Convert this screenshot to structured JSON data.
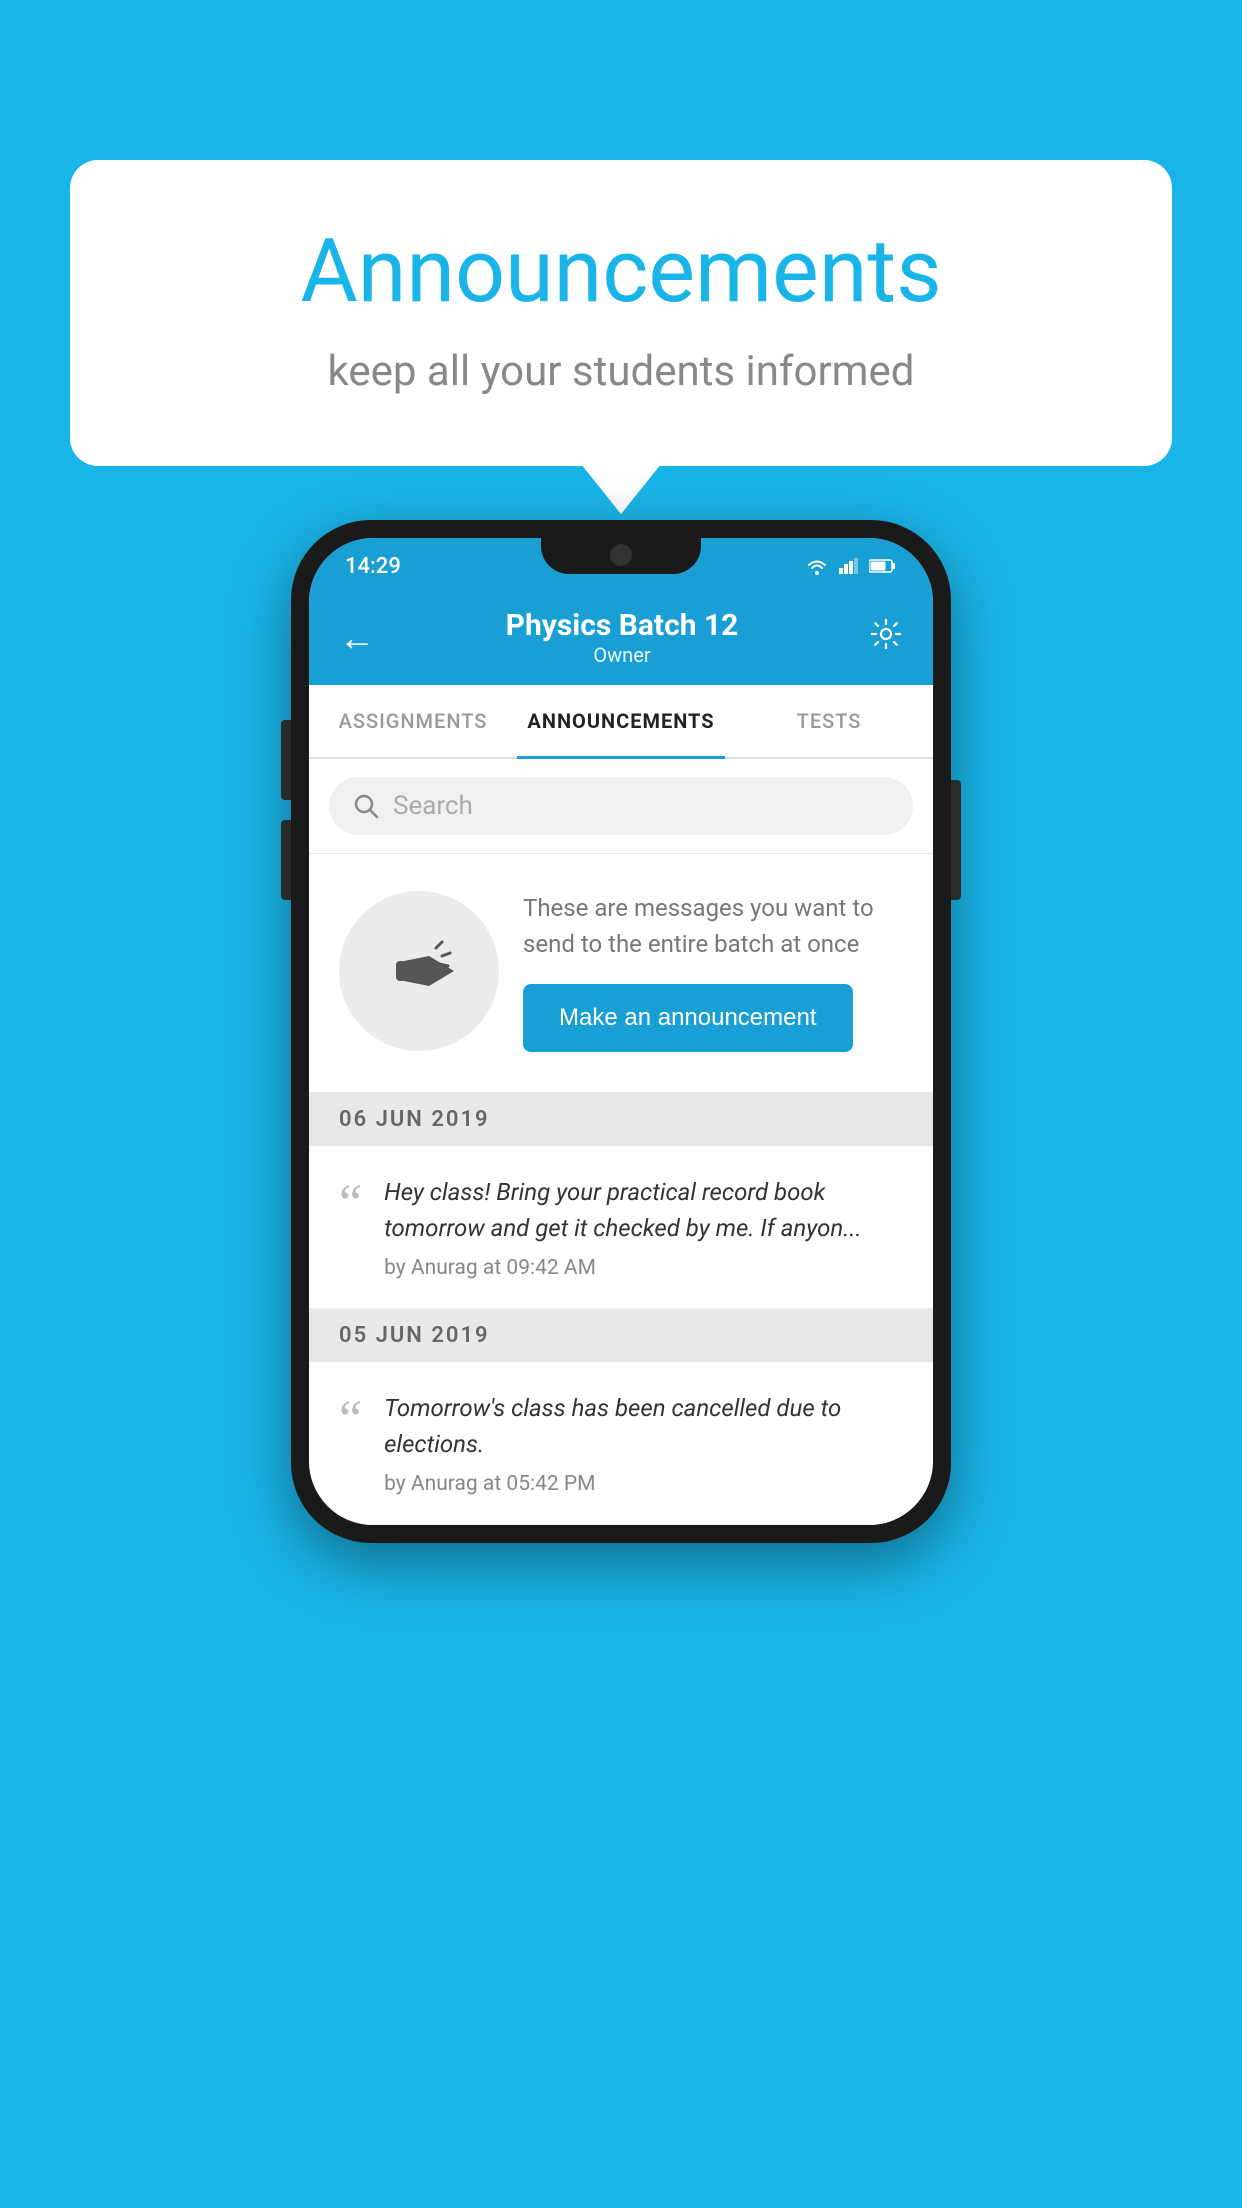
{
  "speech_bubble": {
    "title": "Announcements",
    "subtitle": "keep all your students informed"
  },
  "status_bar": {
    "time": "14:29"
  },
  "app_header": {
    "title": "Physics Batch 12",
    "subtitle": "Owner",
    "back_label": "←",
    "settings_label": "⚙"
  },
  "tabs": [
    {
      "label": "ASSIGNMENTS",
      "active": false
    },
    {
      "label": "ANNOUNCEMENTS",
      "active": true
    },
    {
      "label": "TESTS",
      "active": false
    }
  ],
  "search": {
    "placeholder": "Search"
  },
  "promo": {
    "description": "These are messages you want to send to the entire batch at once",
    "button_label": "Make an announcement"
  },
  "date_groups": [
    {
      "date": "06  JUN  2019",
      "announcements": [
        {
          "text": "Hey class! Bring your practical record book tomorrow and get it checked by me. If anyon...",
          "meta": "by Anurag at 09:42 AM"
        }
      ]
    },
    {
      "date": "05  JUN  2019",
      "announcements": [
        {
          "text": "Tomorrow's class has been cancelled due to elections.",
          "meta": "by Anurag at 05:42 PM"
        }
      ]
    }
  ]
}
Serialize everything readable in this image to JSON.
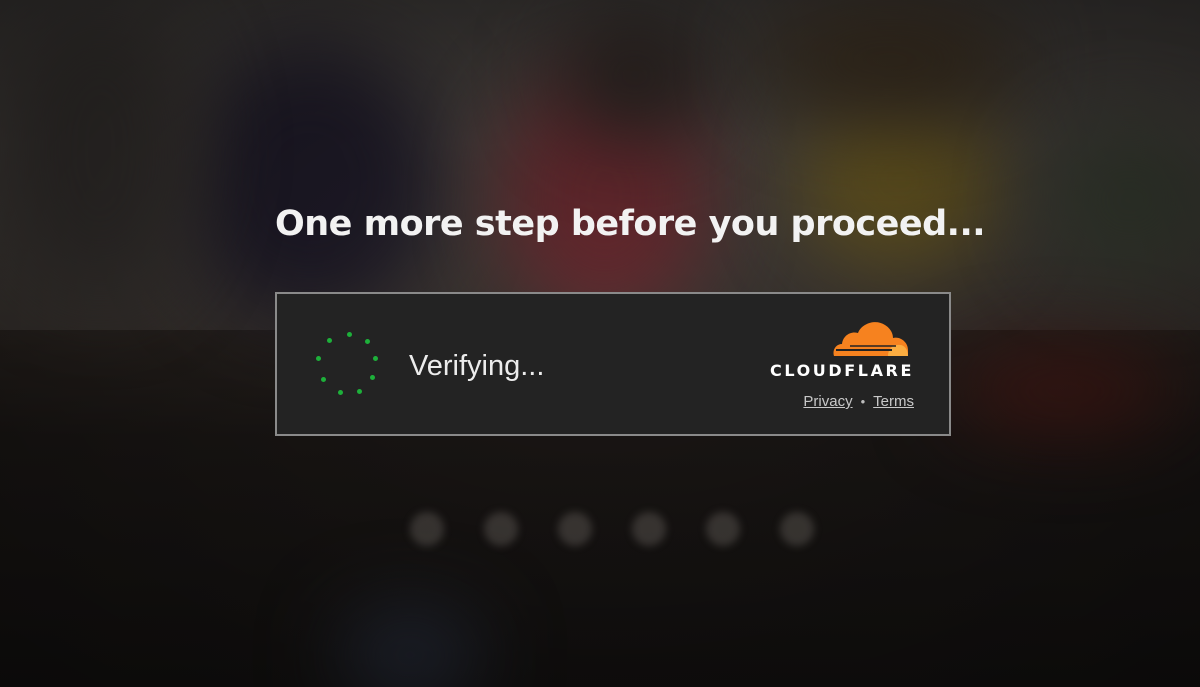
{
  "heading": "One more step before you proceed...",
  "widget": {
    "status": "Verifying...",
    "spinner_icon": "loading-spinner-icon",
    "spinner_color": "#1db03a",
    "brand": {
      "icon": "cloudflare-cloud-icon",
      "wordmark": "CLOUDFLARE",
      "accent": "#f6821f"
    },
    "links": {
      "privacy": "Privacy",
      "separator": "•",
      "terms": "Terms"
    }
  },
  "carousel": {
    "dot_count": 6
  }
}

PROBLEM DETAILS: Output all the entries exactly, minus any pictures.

TASK ANSWER:
Convert this screenshot to structured JSON data.
{
  "speech_bubble": {
    "title": "Announcements",
    "subtitle": "keep all your students informed"
  },
  "status_bar": {
    "time": "14:29"
  },
  "app_header": {
    "title": "Physics Batch 12",
    "subtitle": "Owner",
    "back_label": "←",
    "settings_label": "⚙"
  },
  "tabs": [
    {
      "label": "ASSIGNMENTS",
      "active": false
    },
    {
      "label": "ANNOUNCEMENTS",
      "active": true
    },
    {
      "label": "TESTS",
      "active": false
    }
  ],
  "search": {
    "placeholder": "Search"
  },
  "promo": {
    "description": "These are messages you want to send to the entire batch at once",
    "button_label": "Make an announcement"
  },
  "date_groups": [
    {
      "date": "06  JUN  2019",
      "announcements": [
        {
          "text": "Hey class! Bring your practical record book tomorrow and get it checked by me. If anyon...",
          "meta": "by Anurag at 09:42 AM"
        }
      ]
    },
    {
      "date": "05  JUN  2019",
      "announcements": [
        {
          "text": "Tomorrow's class has been cancelled due to elections.",
          "meta": "by Anurag at 05:42 PM"
        }
      ]
    }
  ]
}
Serialize everything readable in this image to JSON.
{
  "heading": "One more step before you proceed...",
  "widget": {
    "status": "Verifying...",
    "spinner_icon": "loading-spinner-icon",
    "spinner_color": "#1db03a",
    "brand": {
      "icon": "cloudflare-cloud-icon",
      "wordmark": "CLOUDFLARE",
      "accent": "#f6821f"
    },
    "links": {
      "privacy": "Privacy",
      "separator": "•",
      "terms": "Terms"
    }
  },
  "carousel": {
    "dot_count": 6
  }
}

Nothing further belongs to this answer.